** Exercise data follows **
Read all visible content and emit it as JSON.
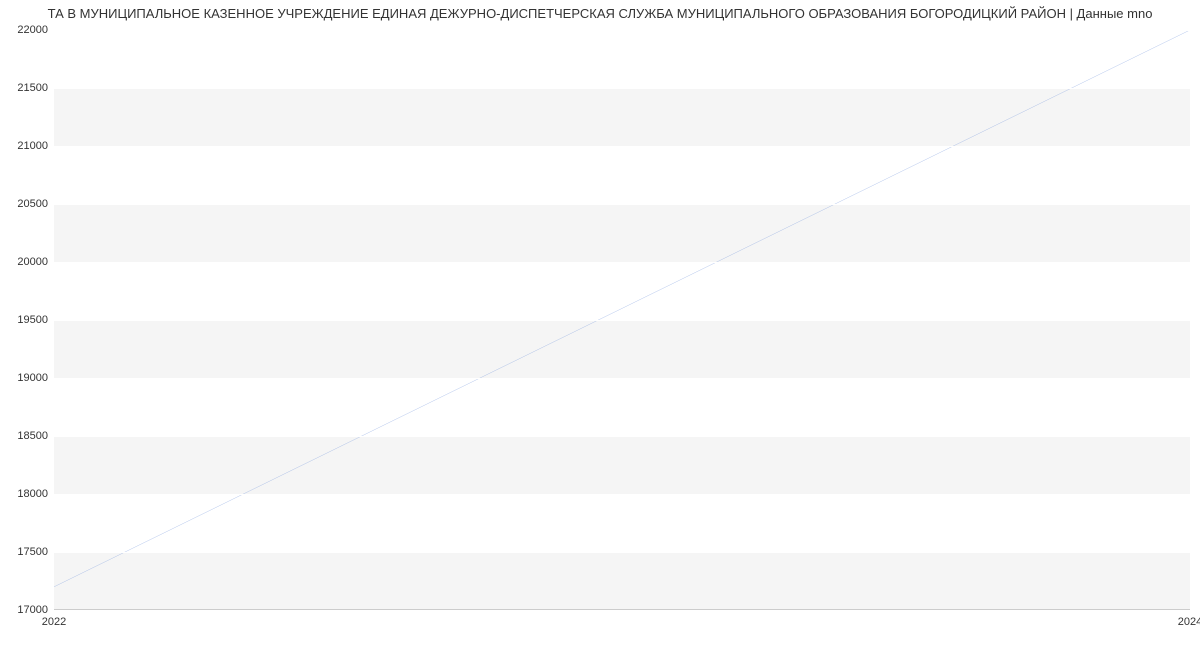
{
  "chart_data": {
    "type": "line",
    "title": "ТА В МУНИЦИПАЛЬНОЕ КАЗЕННОЕ УЧРЕЖДЕНИЕ ЕДИНАЯ ДЕЖУРНО-ДИСПЕТЧЕРСКАЯ СЛУЖБА МУНИЦИПАЛЬНОГО ОБРАЗОВАНИЯ БОГОРОДИЦКИЙ РАЙОН | Данные mno",
    "x": [
      2022,
      2024
    ],
    "values": [
      17200,
      22000
    ],
    "xlabel": "",
    "ylabel": "",
    "ylim": [
      17000,
      22000
    ],
    "xlim": [
      2022,
      2024
    ],
    "y_ticks": [
      17000,
      17500,
      18000,
      18500,
      19000,
      19500,
      20000,
      20500,
      21000,
      21500,
      22000
    ],
    "x_ticks": [
      2022,
      2024
    ],
    "line_color": "#6b8fd9"
  }
}
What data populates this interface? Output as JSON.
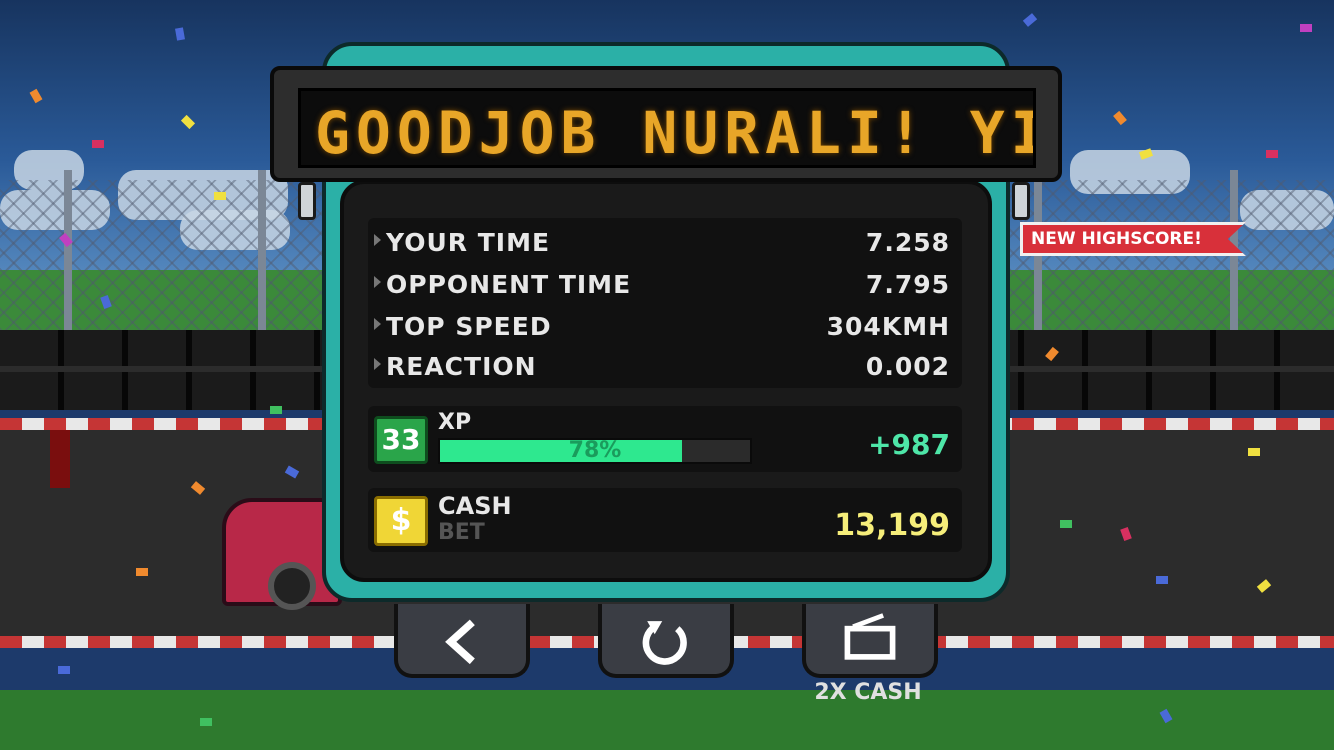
{
  "ticker": {
    "message": "GOODJOB NURALI!  YI"
  },
  "stats": [
    {
      "label": "YOUR TIME",
      "value": "7.258"
    },
    {
      "label": "OPPONENT TIME",
      "value": "7.795"
    },
    {
      "label": "TOP SPEED",
      "value": "304KMH"
    },
    {
      "label": "REACTION",
      "value": "0.002"
    }
  ],
  "highscore_badge": "NEW HIGHSCORE!",
  "xp": {
    "level": "33",
    "label": "XP",
    "progress_percent": 78,
    "progress_text": "78%",
    "gain": "+987"
  },
  "cash": {
    "icon_symbol": "$",
    "label": "CASH",
    "sub_label": "BET",
    "amount": "13,199"
  },
  "buttons": {
    "back_icon": "chevron-left-icon",
    "restart_icon": "restart-icon",
    "ad_icon": "tv-icon",
    "ad_caption": "2X CASH"
  },
  "colors": {
    "board_frame": "#2bb0a7",
    "ticker_text": "#e8a628",
    "xp_fill": "#2ee88f",
    "xp_gain": "#4ee6a8",
    "cash_amount": "#f6ee7a",
    "level_badge": "#2aa54a",
    "cash_badge": "#f0d636",
    "highscore_badge": "#d8303a"
  }
}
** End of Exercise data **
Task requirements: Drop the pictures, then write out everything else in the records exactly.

Completed exercise:
Read all visible content and emit it as JSON.
{
  "chart_data": {
    "type": "line",
    "title": "ТА В МУНИЦИПАЛЬНОЕ КАЗЕННОЕ УЧРЕЖДЕНИЕ ЕДИНАЯ ДЕЖУРНО-ДИСПЕТЧЕРСКАЯ СЛУЖБА МУНИЦИПАЛЬНОГО ОБРАЗОВАНИЯ БОГОРОДИЦКИЙ РАЙОН | Данные mno",
    "x": [
      2022,
      2024
    ],
    "values": [
      17200,
      22000
    ],
    "xlabel": "",
    "ylabel": "",
    "ylim": [
      17000,
      22000
    ],
    "xlim": [
      2022,
      2024
    ],
    "y_ticks": [
      17000,
      17500,
      18000,
      18500,
      19000,
      19500,
      20000,
      20500,
      21000,
      21500,
      22000
    ],
    "x_ticks": [
      2022,
      2024
    ],
    "line_color": "#6b8fd9"
  }
}
What data populates this interface? Output as JSON.
{
  "ticker": {
    "message": "GOODJOB NURALI!  YI"
  },
  "stats": [
    {
      "label": "YOUR TIME",
      "value": "7.258"
    },
    {
      "label": "OPPONENT TIME",
      "value": "7.795"
    },
    {
      "label": "TOP SPEED",
      "value": "304KMH"
    },
    {
      "label": "REACTION",
      "value": "0.002"
    }
  ],
  "highscore_badge": "NEW HIGHSCORE!",
  "xp": {
    "level": "33",
    "label": "XP",
    "progress_percent": 78,
    "progress_text": "78%",
    "gain": "+987"
  },
  "cash": {
    "icon_symbol": "$",
    "label": "CASH",
    "sub_label": "BET",
    "amount": "13,199"
  },
  "buttons": {
    "back_icon": "chevron-left-icon",
    "restart_icon": "restart-icon",
    "ad_icon": "tv-icon",
    "ad_caption": "2X CASH"
  },
  "colors": {
    "board_frame": "#2bb0a7",
    "ticker_text": "#e8a628",
    "xp_fill": "#2ee88f",
    "xp_gain": "#4ee6a8",
    "cash_amount": "#f6ee7a",
    "level_badge": "#2aa54a",
    "cash_badge": "#f0d636",
    "highscore_badge": "#d8303a"
  }
}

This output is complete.